# SUPPLIED MATERIAL
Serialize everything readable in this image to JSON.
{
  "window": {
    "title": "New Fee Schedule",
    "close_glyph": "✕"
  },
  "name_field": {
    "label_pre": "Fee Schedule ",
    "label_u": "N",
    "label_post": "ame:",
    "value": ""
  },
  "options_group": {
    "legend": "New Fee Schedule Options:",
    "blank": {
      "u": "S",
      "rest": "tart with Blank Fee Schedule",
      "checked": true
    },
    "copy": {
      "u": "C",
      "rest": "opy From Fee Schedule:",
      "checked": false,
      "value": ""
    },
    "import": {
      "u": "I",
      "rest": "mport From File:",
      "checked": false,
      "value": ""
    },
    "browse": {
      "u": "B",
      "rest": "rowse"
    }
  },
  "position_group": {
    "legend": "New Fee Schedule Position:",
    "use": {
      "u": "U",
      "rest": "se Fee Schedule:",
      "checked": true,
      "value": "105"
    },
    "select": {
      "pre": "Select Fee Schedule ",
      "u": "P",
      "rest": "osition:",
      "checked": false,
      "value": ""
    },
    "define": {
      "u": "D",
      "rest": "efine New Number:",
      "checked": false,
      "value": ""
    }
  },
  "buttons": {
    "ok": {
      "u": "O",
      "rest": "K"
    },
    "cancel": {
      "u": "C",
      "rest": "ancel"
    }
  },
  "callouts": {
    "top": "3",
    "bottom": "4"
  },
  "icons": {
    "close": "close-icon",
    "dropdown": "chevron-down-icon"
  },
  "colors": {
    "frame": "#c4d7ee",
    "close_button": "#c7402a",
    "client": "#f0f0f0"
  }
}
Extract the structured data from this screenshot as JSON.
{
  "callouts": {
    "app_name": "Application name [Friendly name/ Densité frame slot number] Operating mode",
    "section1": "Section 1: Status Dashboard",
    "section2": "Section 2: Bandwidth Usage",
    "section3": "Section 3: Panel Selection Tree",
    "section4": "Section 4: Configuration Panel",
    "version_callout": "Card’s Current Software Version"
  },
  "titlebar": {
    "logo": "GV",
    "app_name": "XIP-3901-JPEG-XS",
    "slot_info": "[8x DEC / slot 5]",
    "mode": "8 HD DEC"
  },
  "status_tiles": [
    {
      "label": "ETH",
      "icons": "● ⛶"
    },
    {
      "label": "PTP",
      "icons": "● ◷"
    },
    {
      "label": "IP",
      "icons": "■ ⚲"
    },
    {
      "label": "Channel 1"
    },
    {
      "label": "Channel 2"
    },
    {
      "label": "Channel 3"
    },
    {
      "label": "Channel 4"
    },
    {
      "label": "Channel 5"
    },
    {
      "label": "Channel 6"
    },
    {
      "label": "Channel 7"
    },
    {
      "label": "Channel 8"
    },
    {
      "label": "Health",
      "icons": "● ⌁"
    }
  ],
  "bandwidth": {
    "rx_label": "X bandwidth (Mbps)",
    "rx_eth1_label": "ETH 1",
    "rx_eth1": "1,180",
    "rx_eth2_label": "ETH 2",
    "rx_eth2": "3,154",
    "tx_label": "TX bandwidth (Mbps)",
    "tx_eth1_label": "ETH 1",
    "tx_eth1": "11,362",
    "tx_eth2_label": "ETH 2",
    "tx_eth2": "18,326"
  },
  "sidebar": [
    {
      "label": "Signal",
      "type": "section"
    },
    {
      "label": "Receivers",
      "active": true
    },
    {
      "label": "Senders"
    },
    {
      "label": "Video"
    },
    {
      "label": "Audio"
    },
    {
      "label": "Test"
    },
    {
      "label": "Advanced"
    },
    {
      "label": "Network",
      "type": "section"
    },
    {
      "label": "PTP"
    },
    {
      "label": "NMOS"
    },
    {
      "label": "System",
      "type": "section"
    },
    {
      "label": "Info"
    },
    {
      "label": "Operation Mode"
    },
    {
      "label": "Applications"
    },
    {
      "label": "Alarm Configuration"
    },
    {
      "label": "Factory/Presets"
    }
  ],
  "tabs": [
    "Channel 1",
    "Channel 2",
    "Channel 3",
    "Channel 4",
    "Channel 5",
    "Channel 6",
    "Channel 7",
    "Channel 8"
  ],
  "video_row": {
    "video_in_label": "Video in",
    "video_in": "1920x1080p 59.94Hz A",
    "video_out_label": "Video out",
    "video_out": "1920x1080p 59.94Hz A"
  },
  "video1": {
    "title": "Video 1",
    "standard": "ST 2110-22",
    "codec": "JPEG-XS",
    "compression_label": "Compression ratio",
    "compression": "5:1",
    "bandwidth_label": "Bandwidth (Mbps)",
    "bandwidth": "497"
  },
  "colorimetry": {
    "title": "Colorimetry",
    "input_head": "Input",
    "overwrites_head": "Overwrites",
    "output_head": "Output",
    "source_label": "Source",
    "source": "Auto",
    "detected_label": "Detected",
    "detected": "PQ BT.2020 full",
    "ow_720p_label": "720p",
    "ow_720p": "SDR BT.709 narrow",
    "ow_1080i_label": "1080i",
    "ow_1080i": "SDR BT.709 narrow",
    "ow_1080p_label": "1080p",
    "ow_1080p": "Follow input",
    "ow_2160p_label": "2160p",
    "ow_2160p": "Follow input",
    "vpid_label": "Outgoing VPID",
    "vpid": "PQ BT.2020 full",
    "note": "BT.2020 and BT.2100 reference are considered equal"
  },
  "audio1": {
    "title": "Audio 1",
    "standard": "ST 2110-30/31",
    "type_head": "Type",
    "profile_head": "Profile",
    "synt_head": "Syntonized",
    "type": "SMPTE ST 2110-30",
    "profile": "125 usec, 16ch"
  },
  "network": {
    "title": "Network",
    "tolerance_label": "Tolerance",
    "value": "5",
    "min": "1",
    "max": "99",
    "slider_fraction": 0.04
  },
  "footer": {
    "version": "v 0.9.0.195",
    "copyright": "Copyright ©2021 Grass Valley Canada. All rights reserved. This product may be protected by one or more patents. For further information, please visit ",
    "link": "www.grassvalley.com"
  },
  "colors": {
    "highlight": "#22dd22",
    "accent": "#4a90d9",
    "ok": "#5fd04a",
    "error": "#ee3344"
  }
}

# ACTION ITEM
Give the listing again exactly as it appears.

# THE COMPLETED TASK
Serialize everything readable in this image to JSON.
{
  "window": {
    "title": "New Fee Schedule",
    "close_glyph": "✕"
  },
  "name_field": {
    "label_pre": "Fee Schedule ",
    "label_u": "N",
    "label_post": "ame:",
    "value": ""
  },
  "options_group": {
    "legend": "New Fee Schedule Options:",
    "blank": {
      "u": "S",
      "rest": "tart with Blank Fee Schedule",
      "checked": true
    },
    "copy": {
      "u": "C",
      "rest": "opy From Fee Schedule:",
      "checked": false,
      "value": ""
    },
    "import": {
      "u": "I",
      "rest": "mport From File:",
      "checked": false,
      "value": ""
    },
    "browse": {
      "u": "B",
      "rest": "rowse"
    }
  },
  "position_group": {
    "legend": "New Fee Schedule Position:",
    "use": {
      "u": "U",
      "rest": "se Fee Schedule:",
      "checked": true,
      "value": "105"
    },
    "select": {
      "pre": "Select Fee Schedule ",
      "u": "P",
      "rest": "osition:",
      "checked": false,
      "value": ""
    },
    "define": {
      "u": "D",
      "rest": "efine New Number:",
      "checked": false,
      "value": ""
    }
  },
  "buttons": {
    "ok": {
      "u": "O",
      "rest": "K"
    },
    "cancel": {
      "u": "C",
      "rest": "ancel"
    }
  },
  "callouts": {
    "top": "3",
    "bottom": "4"
  },
  "icons": {
    "close": "close-icon",
    "dropdown": "chevron-down-icon"
  },
  "colors": {
    "frame": "#c4d7ee",
    "close_button": "#c7402a",
    "client": "#f0f0f0"
  }
}
Extract the structured data from this screenshot as JSON.
{
  "callouts": {
    "app_name": "Application name [Friendly name/ Densité frame slot number] Operating mode",
    "section1": "Section 1: Status Dashboard",
    "section2": "Section 2: Bandwidth Usage",
    "section3": "Section 3: Panel Selection Tree",
    "section4": "Section 4: Configuration Panel",
    "version_callout": "Card’s Current Software Version"
  },
  "titlebar": {
    "logo": "GV",
    "app_name": "XIP-3901-JPEG-XS",
    "slot_info": "[8x DEC / slot 5]",
    "mode": "8 HD DEC"
  },
  "status_tiles": [
    {
      "label": "ETH",
      "icons": "● ⛶"
    },
    {
      "label": "PTP",
      "icons": "● ◷"
    },
    {
      "label": "IP",
      "icons": "■ ⚲"
    },
    {
      "label": "Channel 1"
    },
    {
      "label": "Channel 2"
    },
    {
      "label": "Channel 3"
    },
    {
      "label": "Channel 4"
    },
    {
      "label": "Channel 5"
    },
    {
      "label": "Channel 6"
    },
    {
      "label": "Channel 7"
    },
    {
      "label": "Channel 8"
    },
    {
      "label": "Health",
      "icons": "● ⌁"
    }
  ],
  "bandwidth": {
    "rx_label": "X bandwidth (Mbps)",
    "rx_eth1_label": "ETH 1",
    "rx_eth1": "1,180",
    "rx_eth2_label": "ETH 2",
    "rx_eth2": "3,154",
    "tx_label": "TX bandwidth (Mbps)",
    "tx_eth1_label": "ETH 1",
    "tx_eth1": "11,362",
    "tx_eth2_label": "ETH 2",
    "tx_eth2": "18,326"
  },
  "sidebar": [
    {
      "label": "Signal",
      "type": "section"
    },
    {
      "label": "Receivers",
      "active": true
    },
    {
      "label": "Senders"
    },
    {
      "label": "Video"
    },
    {
      "label": "Audio"
    },
    {
      "label": "Test"
    },
    {
      "label": "Advanced"
    },
    {
      "label": "Network",
      "type": "section"
    },
    {
      "label": "PTP"
    },
    {
      "label": "NMOS"
    },
    {
      "label": "System",
      "type": "section"
    },
    {
      "label": "Info"
    },
    {
      "label": "Operation Mode"
    },
    {
      "label": "Applications"
    },
    {
      "label": "Alarm Configuration"
    },
    {
      "label": "Factory/Presets"
    }
  ],
  "tabs": [
    "Channel 1",
    "Channel 2",
    "Channel 3",
    "Channel 4",
    "Channel 5",
    "Channel 6",
    "Channel 7",
    "Channel 8"
  ],
  "video_row": {
    "video_in_label": "Video in",
    "video_in": "1920x1080p 59.94Hz A",
    "video_out_label": "Video out",
    "video_out": "1920x1080p 59.94Hz A"
  },
  "video1": {
    "title": "Video 1",
    "standard": "ST 2110-22",
    "codec": "JPEG-XS",
    "compression_label": "Compression ratio",
    "compression": "5:1",
    "bandwidth_label": "Bandwidth (Mbps)",
    "bandwidth": "497"
  },
  "colorimetry": {
    "title": "Colorimetry",
    "input_head": "Input",
    "overwrites_head": "Overwrites",
    "output_head": "Output",
    "source_label": "Source",
    "source": "Auto",
    "detected_label": "Detected",
    "detected": "PQ BT.2020 full",
    "ow_720p_label": "720p",
    "ow_720p": "SDR BT.709 narrow",
    "ow_1080i_label": "1080i",
    "ow_1080i": "SDR BT.709 narrow",
    "ow_1080p_label": "1080p",
    "ow_1080p": "Follow input",
    "ow_2160p_label": "2160p",
    "ow_2160p": "Follow input",
    "vpid_label": "Outgoing VPID",
    "vpid": "PQ BT.2020 full",
    "note": "BT.2020 and BT.2100 reference are considered equal"
  },
  "audio1": {
    "title": "Audio 1",
    "standard": "ST 2110-30/31",
    "type_head": "Type",
    "profile_head": "Profile",
    "synt_head": "Syntonized",
    "type": "SMPTE ST 2110-30",
    "profile": "125 usec, 16ch"
  },
  "network": {
    "title": "Network",
    "tolerance_label": "Tolerance",
    "value": "5",
    "min": "1",
    "max": "99",
    "slider_fraction": 0.04
  },
  "footer": {
    "version": "v 0.9.0.195",
    "copyright": "Copyright ©2021 Grass Valley Canada. All rights reserved. This product may be protected by one or more patents. For further information, please visit ",
    "link": "www.grassvalley.com"
  },
  "colors": {
    "highlight": "#22dd22",
    "accent": "#4a90d9",
    "ok": "#5fd04a",
    "error": "#ee3344"
  }
}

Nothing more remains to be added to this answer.